* Required work: Where the word "link" appears in a line of the entries below, count that line and give the total alone.
◆ ◆ ◆ ◆ ◆ ◆ ◆
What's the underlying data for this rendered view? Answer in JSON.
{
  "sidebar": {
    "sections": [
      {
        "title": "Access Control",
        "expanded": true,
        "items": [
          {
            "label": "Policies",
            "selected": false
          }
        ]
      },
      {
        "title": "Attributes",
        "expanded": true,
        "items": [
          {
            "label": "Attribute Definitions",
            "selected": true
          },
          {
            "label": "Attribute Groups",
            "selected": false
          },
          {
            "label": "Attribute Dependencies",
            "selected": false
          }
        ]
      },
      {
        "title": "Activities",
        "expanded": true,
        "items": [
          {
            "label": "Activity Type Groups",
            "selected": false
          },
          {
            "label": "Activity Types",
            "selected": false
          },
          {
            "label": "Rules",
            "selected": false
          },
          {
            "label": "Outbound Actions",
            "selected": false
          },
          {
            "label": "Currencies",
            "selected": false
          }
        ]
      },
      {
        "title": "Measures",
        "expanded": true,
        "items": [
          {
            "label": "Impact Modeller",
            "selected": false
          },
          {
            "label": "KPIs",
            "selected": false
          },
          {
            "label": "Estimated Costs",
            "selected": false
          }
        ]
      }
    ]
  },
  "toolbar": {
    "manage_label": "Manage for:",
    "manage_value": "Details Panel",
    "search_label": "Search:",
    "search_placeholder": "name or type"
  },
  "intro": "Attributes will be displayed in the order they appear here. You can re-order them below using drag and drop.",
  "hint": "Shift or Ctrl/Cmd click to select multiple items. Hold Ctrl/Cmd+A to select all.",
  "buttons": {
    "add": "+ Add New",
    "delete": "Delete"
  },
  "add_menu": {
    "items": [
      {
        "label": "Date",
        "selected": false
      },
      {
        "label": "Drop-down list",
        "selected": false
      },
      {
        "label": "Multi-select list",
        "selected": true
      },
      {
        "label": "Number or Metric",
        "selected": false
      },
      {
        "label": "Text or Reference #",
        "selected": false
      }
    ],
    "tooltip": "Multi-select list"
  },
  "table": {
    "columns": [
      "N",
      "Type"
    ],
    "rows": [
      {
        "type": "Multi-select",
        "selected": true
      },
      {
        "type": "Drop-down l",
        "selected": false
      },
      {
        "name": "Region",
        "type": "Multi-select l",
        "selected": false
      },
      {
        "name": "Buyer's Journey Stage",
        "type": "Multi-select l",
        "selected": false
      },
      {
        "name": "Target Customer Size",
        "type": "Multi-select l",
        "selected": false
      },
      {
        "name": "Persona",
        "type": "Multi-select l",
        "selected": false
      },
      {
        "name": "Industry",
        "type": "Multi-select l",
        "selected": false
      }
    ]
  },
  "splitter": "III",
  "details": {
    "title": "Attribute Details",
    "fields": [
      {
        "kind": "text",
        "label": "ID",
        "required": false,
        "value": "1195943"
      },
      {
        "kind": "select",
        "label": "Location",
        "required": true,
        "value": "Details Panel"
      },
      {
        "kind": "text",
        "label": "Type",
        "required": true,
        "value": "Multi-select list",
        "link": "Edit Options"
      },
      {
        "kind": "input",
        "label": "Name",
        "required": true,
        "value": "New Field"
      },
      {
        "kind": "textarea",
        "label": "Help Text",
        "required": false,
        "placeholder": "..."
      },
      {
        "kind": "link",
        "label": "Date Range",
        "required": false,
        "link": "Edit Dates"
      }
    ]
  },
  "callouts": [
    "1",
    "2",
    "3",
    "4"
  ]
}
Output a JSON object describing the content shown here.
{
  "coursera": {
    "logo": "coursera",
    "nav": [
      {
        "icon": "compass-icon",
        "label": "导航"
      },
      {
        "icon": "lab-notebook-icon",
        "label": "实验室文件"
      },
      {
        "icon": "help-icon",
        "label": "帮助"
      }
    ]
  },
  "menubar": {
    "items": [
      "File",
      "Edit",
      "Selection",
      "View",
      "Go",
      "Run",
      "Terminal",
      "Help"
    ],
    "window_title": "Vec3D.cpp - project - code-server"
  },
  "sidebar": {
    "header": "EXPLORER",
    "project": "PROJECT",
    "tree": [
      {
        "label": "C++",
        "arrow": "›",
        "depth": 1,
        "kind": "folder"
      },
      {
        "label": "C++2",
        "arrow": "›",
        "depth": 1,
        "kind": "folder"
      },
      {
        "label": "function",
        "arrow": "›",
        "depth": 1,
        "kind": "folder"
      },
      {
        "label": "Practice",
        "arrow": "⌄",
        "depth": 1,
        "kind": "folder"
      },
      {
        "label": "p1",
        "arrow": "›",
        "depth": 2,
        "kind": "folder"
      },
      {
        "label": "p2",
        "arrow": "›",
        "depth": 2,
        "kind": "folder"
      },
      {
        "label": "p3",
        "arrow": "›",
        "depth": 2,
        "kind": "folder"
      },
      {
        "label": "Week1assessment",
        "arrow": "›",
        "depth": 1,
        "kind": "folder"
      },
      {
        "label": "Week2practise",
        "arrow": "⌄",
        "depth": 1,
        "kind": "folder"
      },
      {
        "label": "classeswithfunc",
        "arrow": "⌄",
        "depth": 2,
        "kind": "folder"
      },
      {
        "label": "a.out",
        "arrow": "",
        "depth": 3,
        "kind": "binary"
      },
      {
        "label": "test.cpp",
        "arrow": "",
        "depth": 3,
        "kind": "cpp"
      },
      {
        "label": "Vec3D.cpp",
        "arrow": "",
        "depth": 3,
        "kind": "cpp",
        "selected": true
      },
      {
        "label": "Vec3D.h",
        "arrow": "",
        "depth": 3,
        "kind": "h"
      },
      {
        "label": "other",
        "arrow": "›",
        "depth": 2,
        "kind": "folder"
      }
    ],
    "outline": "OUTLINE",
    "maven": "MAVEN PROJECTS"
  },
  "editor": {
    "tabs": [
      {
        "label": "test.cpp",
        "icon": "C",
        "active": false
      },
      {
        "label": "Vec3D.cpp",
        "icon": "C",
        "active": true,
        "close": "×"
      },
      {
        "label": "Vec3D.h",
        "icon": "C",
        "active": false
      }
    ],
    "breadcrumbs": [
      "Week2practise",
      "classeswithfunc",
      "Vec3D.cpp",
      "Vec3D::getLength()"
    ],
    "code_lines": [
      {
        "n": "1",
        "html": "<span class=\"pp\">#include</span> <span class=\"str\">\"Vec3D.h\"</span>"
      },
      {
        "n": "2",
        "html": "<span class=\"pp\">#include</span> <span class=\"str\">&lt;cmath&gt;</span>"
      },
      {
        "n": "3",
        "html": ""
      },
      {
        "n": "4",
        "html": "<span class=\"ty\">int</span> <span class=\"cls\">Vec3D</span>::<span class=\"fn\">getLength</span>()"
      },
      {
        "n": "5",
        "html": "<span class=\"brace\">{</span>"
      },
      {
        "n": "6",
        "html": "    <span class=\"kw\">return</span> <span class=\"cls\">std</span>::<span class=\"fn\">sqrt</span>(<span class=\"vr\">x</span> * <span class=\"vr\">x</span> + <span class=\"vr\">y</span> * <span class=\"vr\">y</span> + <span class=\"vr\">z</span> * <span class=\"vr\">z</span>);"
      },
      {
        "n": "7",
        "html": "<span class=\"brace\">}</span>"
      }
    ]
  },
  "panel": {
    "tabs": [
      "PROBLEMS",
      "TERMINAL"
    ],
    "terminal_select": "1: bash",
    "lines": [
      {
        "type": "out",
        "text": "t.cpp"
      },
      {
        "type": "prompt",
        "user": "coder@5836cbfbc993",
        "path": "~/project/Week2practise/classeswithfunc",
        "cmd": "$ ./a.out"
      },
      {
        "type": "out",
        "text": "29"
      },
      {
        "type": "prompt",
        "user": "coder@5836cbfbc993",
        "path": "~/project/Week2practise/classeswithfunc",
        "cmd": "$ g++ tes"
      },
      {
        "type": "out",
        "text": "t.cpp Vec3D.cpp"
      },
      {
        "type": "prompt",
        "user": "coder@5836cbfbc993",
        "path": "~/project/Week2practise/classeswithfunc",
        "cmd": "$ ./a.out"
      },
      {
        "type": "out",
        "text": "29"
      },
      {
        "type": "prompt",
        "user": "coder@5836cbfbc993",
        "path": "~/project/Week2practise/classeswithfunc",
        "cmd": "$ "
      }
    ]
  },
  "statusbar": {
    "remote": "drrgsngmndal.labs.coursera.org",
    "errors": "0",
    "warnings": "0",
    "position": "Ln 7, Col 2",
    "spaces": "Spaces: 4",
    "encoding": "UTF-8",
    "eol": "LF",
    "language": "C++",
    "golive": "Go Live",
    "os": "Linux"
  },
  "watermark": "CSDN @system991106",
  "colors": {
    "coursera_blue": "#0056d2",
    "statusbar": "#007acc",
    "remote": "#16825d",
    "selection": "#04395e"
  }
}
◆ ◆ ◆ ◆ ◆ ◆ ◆
* Finished task: 3